NIST logo

Nanoplasmonics

Summary:

Collective charge oscillations at the boundary between an insulating dielectric medium (such as air or glass) and a metal (such as gold, silver or copper) are able to sustain the propagation of infrared or visible-frequency electromagnetic
waves known as surface-plasmon-polaritons (SPP). SPPs are guided along metal-dielectric interfaces much in the same way light can be guided by an optical fiber, with the unique characteristic of subwavelength-scale confinement perpendicular
to the interface.

Nanofabricated systems that exploit SPPs offer fascinating opportunities for crafting and controlling the propagation of light in matter. In particular, SPPs can be used to channel light efficiently into nanometer-scale volumes, leading to direct modification
of mode dispersion properties (substantially shrinking the wavelength of light and the speed of light pulses for example), as well as huge field enhancements suitable for enabling strong interactions with nonlinear materials. The resulting enhanced sensitivity of light to external parameters (for example, an applied electric field or the dielectric constant of an adsorbed molecular layer) shows great promise for
applications in sensing and switching.

Our research is focused on the design, fabrication, and experimental characterization of novel components for measurement and communications based on nanoscale plasmonic effects.
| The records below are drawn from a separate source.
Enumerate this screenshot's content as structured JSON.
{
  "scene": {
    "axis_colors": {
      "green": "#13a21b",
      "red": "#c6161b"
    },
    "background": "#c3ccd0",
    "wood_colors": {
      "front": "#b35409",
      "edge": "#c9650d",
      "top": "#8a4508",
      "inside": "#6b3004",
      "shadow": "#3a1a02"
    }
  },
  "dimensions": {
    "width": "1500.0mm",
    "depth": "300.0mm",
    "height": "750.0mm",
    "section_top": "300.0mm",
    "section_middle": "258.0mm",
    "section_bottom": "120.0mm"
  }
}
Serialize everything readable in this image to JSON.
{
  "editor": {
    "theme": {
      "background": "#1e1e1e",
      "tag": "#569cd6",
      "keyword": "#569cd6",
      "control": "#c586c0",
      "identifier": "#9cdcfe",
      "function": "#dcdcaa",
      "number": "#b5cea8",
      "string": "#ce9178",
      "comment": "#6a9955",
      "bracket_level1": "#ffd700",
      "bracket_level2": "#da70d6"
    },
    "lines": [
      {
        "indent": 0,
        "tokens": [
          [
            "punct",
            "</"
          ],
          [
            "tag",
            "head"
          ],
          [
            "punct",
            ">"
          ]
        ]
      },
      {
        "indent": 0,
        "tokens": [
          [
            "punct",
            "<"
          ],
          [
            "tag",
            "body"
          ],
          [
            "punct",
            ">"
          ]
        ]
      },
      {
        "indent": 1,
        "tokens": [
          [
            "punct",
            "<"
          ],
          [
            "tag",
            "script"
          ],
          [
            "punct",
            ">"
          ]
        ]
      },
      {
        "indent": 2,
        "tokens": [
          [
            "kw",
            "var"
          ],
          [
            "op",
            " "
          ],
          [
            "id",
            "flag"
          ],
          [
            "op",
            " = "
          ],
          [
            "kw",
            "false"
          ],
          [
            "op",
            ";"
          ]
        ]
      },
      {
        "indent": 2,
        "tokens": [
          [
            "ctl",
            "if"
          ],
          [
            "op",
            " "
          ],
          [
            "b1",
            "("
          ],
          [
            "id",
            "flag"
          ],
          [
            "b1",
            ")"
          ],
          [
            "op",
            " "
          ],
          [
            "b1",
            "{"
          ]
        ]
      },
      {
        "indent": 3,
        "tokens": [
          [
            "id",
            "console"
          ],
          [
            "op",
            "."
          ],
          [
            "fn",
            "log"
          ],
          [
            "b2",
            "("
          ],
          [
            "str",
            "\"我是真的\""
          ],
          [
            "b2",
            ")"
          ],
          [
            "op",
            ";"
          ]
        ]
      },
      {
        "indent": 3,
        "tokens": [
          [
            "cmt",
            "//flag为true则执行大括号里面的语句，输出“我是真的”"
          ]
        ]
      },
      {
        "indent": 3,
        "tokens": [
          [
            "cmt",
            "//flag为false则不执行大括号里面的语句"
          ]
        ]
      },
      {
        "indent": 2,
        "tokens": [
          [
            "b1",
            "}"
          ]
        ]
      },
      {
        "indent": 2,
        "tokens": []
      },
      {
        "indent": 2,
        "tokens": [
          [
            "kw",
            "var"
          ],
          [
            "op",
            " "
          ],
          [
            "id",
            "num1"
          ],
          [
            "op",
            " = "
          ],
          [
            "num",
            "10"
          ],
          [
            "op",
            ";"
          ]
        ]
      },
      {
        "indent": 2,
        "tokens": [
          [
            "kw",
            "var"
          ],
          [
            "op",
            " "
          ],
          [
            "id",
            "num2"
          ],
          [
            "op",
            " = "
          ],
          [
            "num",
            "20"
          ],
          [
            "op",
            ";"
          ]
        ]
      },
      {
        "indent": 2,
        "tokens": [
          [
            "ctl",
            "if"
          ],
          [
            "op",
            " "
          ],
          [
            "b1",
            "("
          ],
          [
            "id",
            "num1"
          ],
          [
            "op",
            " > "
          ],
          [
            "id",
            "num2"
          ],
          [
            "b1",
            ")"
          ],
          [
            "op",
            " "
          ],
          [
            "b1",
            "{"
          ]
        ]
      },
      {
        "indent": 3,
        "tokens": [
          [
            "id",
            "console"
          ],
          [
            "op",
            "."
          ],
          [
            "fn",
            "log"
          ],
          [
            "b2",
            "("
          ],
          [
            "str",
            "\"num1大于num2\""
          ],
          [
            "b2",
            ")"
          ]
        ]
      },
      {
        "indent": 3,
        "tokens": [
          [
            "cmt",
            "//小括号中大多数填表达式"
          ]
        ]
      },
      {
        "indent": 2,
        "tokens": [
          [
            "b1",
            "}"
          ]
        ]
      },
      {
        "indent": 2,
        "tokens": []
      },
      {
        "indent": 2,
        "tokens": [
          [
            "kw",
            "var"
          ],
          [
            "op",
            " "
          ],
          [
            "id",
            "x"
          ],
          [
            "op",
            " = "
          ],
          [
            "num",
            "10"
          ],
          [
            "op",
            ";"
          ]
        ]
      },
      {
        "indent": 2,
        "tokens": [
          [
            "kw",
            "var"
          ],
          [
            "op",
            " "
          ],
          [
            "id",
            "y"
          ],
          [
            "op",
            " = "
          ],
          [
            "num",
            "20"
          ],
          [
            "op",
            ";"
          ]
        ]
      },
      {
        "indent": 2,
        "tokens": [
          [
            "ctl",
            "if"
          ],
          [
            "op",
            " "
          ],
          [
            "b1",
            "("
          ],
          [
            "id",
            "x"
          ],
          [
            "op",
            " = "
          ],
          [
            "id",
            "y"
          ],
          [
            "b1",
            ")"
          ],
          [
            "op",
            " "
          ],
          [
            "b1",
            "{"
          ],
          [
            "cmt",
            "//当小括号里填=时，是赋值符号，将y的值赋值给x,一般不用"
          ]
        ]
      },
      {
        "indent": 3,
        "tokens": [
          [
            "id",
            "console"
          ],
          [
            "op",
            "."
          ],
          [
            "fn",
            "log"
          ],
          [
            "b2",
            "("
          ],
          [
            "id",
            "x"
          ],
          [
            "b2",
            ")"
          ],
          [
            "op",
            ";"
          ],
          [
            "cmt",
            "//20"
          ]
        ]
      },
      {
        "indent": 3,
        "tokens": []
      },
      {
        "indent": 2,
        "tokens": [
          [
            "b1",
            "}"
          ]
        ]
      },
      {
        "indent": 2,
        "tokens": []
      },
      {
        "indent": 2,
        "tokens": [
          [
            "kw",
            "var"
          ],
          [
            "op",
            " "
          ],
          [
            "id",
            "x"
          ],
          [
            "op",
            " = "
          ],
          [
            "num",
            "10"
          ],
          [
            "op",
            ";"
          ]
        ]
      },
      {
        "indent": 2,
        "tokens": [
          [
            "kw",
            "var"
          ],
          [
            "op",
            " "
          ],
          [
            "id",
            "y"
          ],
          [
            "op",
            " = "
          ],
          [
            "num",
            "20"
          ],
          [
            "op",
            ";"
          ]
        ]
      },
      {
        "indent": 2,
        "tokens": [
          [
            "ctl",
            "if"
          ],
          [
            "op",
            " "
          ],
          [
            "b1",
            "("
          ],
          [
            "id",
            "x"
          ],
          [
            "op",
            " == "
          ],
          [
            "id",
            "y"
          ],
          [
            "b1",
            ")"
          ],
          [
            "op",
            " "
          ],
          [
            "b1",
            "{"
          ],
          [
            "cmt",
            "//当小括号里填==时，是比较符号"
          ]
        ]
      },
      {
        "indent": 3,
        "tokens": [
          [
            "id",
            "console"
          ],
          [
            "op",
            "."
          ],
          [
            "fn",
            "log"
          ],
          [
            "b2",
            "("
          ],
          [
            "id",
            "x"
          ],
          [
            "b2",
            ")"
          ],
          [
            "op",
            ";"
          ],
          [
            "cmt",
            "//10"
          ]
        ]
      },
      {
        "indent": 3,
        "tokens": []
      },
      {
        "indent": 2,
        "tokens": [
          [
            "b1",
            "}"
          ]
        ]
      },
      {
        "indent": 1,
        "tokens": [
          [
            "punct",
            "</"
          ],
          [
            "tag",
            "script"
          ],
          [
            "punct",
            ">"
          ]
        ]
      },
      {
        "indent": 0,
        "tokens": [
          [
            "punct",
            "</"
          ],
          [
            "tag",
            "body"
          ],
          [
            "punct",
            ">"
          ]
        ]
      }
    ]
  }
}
These devices include ultra-compact plasmonic interferometers for applications such as biosensing, optical positioning and optical switching, as well as the individual building blocks (plasmon source, waveguide and detector) needed to integrate a high-bandwidth, infrared-frequency plasmonic communications link on a silicon chip.

In addition to building functional devices based on SPPs, we also plan to exploit the dispersion characteristics of SPPs traveling in confined metallo-dielectric spaces to create photonic materials with artificially tailored bulk optical characteristics,
otherwise known as “metamaterials.”

 

Focus Areas:

  • Plasmon-interferometers for sensing and switching
  • Integrated plasmonic communications links on a silicon chip
  • Three-dimensional (3D) plasmonic metamaterials with a negative index of refraction
  • Focused-ion beam nanofabrication, construction analysis and metrology
  • Phase-sensitive heterodyne near-field optical microscopy (HNSOM)
*

Bookmark and Share

cnst_nanoplasmonics

False-color scanning electron Microscopy (SEM)
image of a metamaterial cantilever used for
demonstration of negative radiation pressure at
visible frequencies. Using focused-ion-beam milling,
the cantilever has been monolithically integrated
on the end of a 126-μm-diameter optical fiber.

 

 

Contact

Henri Lezec, Phone 301-975-8612

NIST
100 Bureau Drive, MS 6203
Gaithersburg, MD 20899-6203